As I record podcasts, meet writing deadlines and do other work, my children have learned to work on their own or play quietly (without screens). Children can be taught to give you some space and be respectful of your time as well. But this lesson is learned easier if you're first willing to designate time that is just for them.
This may be my "Enneagram 7" coming out, but the truth is: I really love homeschooling. I enjoy hanging out with my kids each day. We have fun. We take bike rides to the park or to Dunkin’ Donuts.
They spend time teaching themselves to draw or creating obstacle courses in our backyard. This quarantine may be your chance to just have fun together as a family. A lot of learning can happen when playing Monopoly or building a Lego model of something they learned about.
Talk to your children. They have things to say and want you to stop and listen. Ask them questions. Encourage them to try new things like drawing from a tutorial or banging on the keys of the dusty piano in the hall (gently, and not when mom is on a conference call).
Teach them out to clean, how to do laundry, what the difference between Windex and counter cleaner is and why they should never use the latter on your bathroom mirror. Play in the yard. Write a letter to an older person who can’t leave home until the coronavirus subsides.
This time is yours. This virus may be cramping your regular style, but why not make something absolutely beautiful out of it?
*Heather's article was picked up and published by a local news source. You can see the source here.

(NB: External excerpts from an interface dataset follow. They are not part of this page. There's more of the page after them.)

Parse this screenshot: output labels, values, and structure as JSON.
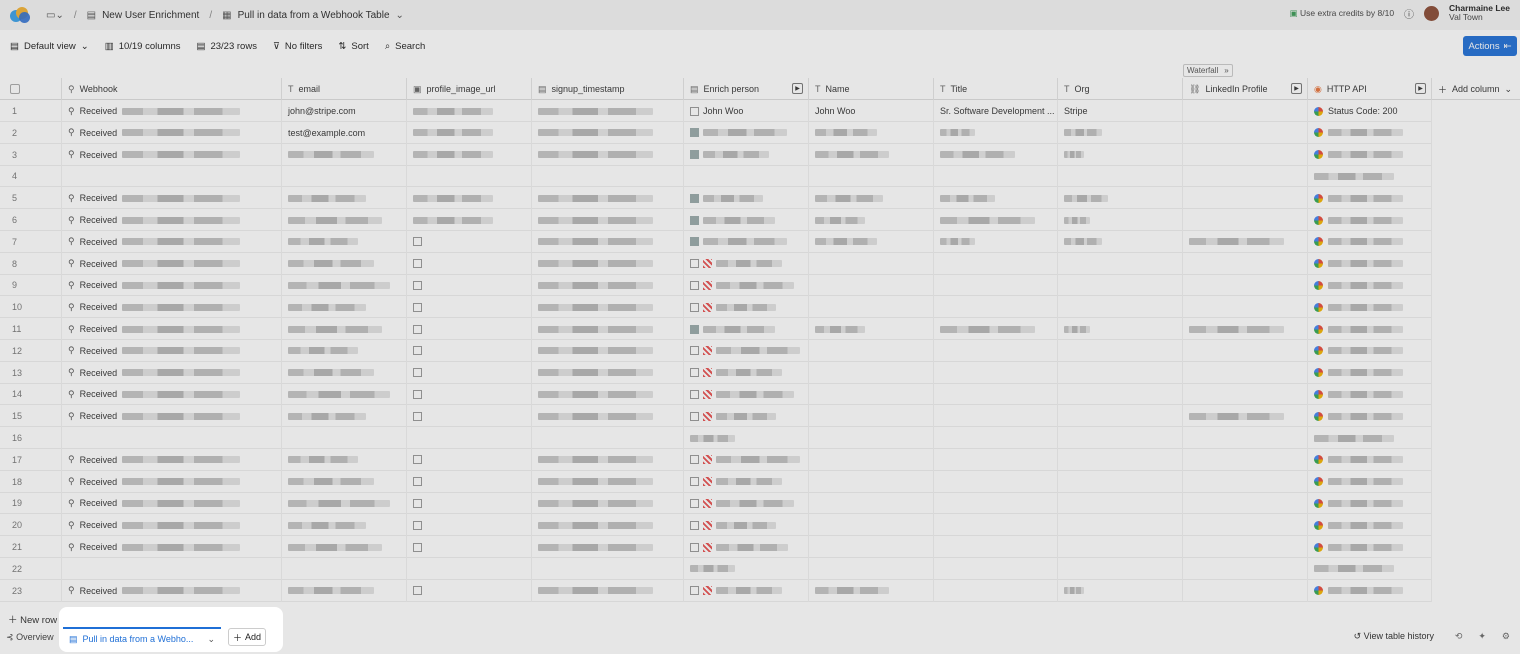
{
  "breadcrumb": {
    "folder_label": "",
    "workbook": "New User Enrichment",
    "table": "Pull in data from a Webhook Table"
  },
  "topbar": {
    "credits": "Use extra credits by 8/10",
    "user_name": "Charmaine Lee",
    "user_org": "Val Town"
  },
  "toolbar": {
    "view": "Default view",
    "columns": "10/19 columns",
    "rows": "23/23 rows",
    "filters": "No filters",
    "sort": "Sort",
    "search": "Search",
    "actions": "Actions"
  },
  "waterfall": "Waterfall",
  "columns": [
    {
      "label": "Webhook"
    },
    {
      "label": "email"
    },
    {
      "label": "profile_image_url"
    },
    {
      "label": "signup_timestamp"
    },
    {
      "label": "Enrich person"
    },
    {
      "label": "Name"
    },
    {
      "label": "Title"
    },
    {
      "label": "Org"
    },
    {
      "label": "LinkedIn Profile"
    },
    {
      "label": "HTTP API"
    }
  ],
  "add_column": "Add column",
  "rows": [
    {
      "n": "1",
      "webhook": "Received",
      "email": "john@stripe.com",
      "enrich": "John Woo",
      "name": "John Woo",
      "title": "Sr. Software Development ...",
      "org": "Stripe",
      "http": "Status Code: 200"
    },
    {
      "n": "2",
      "webhook": "Received",
      "email": "test@example.com"
    },
    {
      "n": "3",
      "webhook": "Received"
    },
    {
      "n": "4",
      "webhook": ""
    },
    {
      "n": "5",
      "webhook": "Received"
    },
    {
      "n": "6",
      "webhook": "Received"
    },
    {
      "n": "7",
      "webhook": "Received"
    },
    {
      "n": "8",
      "webhook": "Received"
    },
    {
      "n": "9",
      "webhook": "Received"
    },
    {
      "n": "10",
      "webhook": "Received"
    },
    {
      "n": "11",
      "webhook": "Received"
    },
    {
      "n": "12",
      "webhook": "Received"
    },
    {
      "n": "13",
      "webhook": "Received"
    },
    {
      "n": "14",
      "webhook": "Received"
    },
    {
      "n": "15",
      "webhook": "Received"
    },
    {
      "n": "16",
      "webhook": ""
    },
    {
      "n": "17",
      "webhook": "Received"
    },
    {
      "n": "18",
      "webhook": "Received"
    },
    {
      "n": "19",
      "webhook": "Received"
    },
    {
      "n": "20",
      "webhook": "Received"
    },
    {
      "n": "21",
      "webhook": "Received"
    },
    {
      "n": "22",
      "webhook": ""
    },
    {
      "n": "23",
      "webhook": "Received"
    }
  ],
  "bottom": {
    "new_row": "New row",
    "overview": "Overview",
    "tab": "Pull in data from a Webho...",
    "add": "Add",
    "history": "View table history"
  },
  "colors": {
    "accent": "#1f6fd6"
  }
}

Encouragement on Homeschooling
Check out this encouragement and support from Sarah Walter, LPC, on homeschooling!
Published on Apr 6 @ 2:07 PM CDT